WHAT TO DO: Copy out each line of the listing below in which the string "this" occurs.
'''
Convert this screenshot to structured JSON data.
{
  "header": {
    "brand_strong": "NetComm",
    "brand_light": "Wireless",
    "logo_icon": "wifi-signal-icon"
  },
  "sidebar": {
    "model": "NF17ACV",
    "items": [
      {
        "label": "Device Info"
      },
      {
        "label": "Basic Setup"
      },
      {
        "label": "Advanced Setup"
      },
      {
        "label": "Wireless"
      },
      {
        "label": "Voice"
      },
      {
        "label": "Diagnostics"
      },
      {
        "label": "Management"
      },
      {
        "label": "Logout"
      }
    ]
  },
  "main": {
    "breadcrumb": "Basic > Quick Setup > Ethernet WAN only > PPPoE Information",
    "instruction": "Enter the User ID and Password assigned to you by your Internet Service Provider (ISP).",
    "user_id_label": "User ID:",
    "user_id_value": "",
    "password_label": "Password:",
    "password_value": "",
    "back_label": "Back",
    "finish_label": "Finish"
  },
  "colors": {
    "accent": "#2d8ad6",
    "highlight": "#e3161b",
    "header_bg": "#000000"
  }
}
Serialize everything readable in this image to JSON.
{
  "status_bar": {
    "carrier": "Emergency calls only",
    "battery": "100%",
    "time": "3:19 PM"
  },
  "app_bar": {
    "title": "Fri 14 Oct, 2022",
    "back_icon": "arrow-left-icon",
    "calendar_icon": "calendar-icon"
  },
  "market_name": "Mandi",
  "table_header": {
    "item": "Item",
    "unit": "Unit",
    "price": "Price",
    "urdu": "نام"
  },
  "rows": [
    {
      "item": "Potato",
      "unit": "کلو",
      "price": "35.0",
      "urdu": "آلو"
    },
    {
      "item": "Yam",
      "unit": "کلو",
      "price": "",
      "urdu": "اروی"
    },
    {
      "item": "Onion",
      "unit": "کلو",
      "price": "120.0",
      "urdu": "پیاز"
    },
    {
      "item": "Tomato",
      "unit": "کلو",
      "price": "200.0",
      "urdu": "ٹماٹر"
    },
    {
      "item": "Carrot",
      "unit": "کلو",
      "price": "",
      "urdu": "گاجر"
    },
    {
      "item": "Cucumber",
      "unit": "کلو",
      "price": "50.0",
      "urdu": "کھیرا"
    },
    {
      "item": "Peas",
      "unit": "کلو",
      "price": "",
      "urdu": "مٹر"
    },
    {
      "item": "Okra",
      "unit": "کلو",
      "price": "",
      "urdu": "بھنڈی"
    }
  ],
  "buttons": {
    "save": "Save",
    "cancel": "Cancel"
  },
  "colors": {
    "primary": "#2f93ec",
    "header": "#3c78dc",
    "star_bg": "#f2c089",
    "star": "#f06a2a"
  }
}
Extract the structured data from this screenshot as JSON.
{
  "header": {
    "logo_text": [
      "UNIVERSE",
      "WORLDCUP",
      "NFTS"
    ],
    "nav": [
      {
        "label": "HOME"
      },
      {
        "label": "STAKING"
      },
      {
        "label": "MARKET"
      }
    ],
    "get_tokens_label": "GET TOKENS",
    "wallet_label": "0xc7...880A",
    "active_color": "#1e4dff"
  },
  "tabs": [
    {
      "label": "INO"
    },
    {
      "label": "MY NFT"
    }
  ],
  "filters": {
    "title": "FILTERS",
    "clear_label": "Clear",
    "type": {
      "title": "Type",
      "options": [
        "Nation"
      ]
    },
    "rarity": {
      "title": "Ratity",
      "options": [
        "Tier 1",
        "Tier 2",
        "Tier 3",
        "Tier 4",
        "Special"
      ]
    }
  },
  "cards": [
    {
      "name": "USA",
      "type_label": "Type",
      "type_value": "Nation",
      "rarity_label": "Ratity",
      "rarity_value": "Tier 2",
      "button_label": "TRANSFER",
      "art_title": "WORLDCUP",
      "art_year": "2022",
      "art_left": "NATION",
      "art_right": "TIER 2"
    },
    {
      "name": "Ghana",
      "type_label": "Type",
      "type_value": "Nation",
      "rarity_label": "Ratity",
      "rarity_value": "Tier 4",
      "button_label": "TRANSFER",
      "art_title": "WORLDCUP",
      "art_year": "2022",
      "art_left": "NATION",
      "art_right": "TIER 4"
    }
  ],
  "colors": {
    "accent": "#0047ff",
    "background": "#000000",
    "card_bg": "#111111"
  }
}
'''
OUTPUT OF THE TASK:
Convert this screenshot to structured JSON data.
Serialize everything readable in this image to JSON.
Extract the structured data from this screenshot as JSON.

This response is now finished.